Understudy Steph Parry: ‘They told me: ‘Run over to Mamma Mia! – go now!”
When Mamma Mia! star Caroline Deverill was forced offstage after picking up an injury last night (June 7, 2018), and with no understudy available, general manager Philip Effemey faced the prospect of cancelling the performance. That was until it emerged that Steph Parry, who had covered the role of Donna at the Novello Theatre five years earlier, was working as an understudy in 42nd Street over the road. She tells Ollie Cole about going from understudy in one show to starring in another in just 18 minutes…
Who gave you the call to head to the Novello?
It was my first day back at 42nd Street last night after a holiday, and I was back to being a standby waiting in the dressing room tucking into some carrots and houmous. My company manager then gave me a call, so I thought I was going to have to go on at the Theatre Royal. But he told me that David Lamb, Mamma Mia!’s company manager, was on the phone asking if I was in the building because they had an emergency. I simply got told: “They need you there, can you run over to Mamma Mia!, and go now.”

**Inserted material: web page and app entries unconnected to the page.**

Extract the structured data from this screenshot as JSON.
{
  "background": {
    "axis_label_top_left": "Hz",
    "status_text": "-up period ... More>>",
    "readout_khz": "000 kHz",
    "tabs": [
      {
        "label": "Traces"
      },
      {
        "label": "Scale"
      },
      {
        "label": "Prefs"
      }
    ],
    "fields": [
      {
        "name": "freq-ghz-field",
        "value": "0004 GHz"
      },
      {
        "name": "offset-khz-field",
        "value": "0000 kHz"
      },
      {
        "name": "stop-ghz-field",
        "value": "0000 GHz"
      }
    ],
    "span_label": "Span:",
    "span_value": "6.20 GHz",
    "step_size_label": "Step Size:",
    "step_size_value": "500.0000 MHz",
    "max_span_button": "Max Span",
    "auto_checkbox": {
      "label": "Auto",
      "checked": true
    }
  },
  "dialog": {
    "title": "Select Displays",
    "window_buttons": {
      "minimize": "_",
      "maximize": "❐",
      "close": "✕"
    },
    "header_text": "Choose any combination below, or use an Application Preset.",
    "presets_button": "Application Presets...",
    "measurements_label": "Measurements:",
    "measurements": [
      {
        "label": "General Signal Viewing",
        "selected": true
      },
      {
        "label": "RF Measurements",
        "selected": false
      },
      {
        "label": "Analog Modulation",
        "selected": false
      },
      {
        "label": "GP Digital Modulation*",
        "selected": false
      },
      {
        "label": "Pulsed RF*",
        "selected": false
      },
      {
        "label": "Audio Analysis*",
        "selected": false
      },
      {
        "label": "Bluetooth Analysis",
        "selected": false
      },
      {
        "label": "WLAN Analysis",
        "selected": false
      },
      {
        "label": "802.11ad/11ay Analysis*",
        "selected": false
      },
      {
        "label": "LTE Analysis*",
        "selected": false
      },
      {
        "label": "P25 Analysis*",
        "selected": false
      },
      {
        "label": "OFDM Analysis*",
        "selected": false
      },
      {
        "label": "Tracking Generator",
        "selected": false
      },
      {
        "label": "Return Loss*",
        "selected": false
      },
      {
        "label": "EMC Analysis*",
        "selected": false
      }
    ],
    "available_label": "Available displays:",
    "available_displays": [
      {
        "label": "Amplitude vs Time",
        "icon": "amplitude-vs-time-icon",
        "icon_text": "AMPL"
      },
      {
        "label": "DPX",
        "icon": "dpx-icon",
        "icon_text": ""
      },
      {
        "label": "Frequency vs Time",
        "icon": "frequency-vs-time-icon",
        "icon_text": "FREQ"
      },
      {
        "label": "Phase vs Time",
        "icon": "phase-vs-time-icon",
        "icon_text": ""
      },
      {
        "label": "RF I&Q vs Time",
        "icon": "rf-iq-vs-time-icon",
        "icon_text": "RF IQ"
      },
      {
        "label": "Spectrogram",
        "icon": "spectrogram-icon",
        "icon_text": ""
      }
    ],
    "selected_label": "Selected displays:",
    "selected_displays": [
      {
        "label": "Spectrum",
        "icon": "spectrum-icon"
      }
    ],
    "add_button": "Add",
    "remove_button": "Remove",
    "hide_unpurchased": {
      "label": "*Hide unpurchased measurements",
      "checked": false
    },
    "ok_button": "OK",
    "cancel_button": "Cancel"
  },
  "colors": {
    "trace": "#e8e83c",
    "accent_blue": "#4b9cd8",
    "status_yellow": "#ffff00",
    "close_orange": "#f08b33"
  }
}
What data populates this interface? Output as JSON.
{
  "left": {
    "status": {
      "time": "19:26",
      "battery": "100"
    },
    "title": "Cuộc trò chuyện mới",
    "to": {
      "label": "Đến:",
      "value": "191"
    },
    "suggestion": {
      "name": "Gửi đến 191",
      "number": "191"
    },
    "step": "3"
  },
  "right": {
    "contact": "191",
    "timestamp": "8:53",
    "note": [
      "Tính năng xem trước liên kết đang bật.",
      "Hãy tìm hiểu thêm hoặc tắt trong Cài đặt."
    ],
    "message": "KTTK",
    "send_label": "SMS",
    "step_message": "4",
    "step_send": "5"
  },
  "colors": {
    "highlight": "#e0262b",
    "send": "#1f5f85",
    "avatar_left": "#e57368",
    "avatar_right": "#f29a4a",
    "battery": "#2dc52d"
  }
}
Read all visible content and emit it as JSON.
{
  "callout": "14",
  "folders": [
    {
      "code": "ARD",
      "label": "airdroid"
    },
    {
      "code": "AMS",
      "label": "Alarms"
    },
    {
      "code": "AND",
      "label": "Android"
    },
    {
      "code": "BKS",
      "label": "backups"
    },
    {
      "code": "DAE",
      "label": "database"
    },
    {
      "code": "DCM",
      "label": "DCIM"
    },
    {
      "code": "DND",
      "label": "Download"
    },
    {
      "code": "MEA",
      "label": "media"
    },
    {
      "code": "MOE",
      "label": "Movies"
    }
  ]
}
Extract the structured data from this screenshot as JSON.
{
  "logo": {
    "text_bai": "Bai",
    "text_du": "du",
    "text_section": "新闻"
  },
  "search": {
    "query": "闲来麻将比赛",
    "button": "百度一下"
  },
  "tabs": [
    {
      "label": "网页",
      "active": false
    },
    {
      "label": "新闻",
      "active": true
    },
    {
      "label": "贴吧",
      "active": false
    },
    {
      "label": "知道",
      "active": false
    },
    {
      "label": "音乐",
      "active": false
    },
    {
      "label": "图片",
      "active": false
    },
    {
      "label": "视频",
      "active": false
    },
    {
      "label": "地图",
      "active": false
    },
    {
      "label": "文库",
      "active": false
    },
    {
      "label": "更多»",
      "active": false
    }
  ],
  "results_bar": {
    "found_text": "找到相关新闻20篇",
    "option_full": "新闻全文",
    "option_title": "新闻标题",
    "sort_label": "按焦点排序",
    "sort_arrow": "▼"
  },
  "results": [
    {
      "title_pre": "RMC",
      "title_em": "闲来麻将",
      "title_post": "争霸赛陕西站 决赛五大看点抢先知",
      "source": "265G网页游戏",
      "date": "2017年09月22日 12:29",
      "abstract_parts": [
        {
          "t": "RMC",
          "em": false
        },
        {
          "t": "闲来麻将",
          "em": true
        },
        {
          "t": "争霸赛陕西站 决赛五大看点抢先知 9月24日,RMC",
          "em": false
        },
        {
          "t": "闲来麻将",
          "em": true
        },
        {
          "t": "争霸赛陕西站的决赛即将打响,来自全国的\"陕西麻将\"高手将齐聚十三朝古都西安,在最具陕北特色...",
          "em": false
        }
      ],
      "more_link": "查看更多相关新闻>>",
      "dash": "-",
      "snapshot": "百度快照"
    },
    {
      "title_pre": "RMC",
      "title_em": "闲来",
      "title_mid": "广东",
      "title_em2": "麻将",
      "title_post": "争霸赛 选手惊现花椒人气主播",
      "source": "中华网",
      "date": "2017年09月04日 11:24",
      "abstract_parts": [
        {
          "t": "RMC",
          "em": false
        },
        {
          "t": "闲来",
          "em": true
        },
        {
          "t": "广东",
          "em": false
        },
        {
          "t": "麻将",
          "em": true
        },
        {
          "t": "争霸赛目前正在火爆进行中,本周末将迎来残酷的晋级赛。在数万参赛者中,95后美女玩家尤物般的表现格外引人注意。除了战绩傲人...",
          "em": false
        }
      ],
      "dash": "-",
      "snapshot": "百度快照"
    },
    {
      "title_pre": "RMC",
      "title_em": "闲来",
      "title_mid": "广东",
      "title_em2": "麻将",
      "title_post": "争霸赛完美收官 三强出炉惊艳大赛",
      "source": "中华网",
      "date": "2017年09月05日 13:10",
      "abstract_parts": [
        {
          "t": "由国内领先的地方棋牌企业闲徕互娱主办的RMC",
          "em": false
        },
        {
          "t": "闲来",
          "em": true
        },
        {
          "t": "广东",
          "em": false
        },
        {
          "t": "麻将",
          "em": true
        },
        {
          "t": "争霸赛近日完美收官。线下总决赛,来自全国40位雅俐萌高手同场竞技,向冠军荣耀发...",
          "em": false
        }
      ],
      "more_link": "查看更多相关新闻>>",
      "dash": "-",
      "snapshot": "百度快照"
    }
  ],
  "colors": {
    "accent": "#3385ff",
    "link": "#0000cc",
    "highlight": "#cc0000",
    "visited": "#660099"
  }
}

What happened when you got there?
Philip Effemey [Mamma Mia!’s general manager] was waiting for me at stage door when I arrived, and asked: “Can you do it?” I still had no idea what they wanted me for, so Philip explained they needed me to go on to play Donna. Caroline had only made it through her first scene before picking up the injury, so I asked where in the show we were and was bundled into a dressing room. Next, I had this entourage of people throwing me into other people’s costumes, doing my hair and putting make-up on my face. Within moments, the curtain went up and the show went on, with me playing Donna.
How did you cope with having to remember everything?
I’d covered the role before in London, and done a version on a cruise ship, but obviously that was completely different. The choreography was different, the blocking was different and the people were different.
I’d had to cover in February while I was in 42nd Street rehearsals, but had been given time to run through the show. And by last night I’d let all that go, because I’ve had to learn two roles of a whole different musical. I’ve been on for Dorothy Brock in 42nd Street a couple of times, and then suddenly had to revert right back, so I was being pulled around stage and guided along by others as we went through the night.
The audience was marvellous. It’s a really good moment to celebrate the camaraderie of the West End
How did the audience receive it?
It was a packed house and they were marvellous. I honestly wish I could have taped the reaction and had it on demand for whenever I’m feeling down. I think it’s a really good moment to celebrate the camaraderie of the West End, that 42nd Street wanted me to go and help out another show and that we could pull all that together for the audience.
We need your help…
When you subscribe to The Stage, you’re investing in our journalism. And our journalism is invested in supporting theatre and the performing arts.
The Stage is a family business, operated by the same family since we were founded in 1880. We do not receive government funding. We are not owned by a large corporation. Our editorial is not dictated by ticket sales.
We are fully independent, but this means we rely on revenue from readers to survive.
Help us continue to report on great work across the UK, champion new talent and keep up our investigative journalism that holds the powerful to account. Your subscription helps ensure our journalism can continue.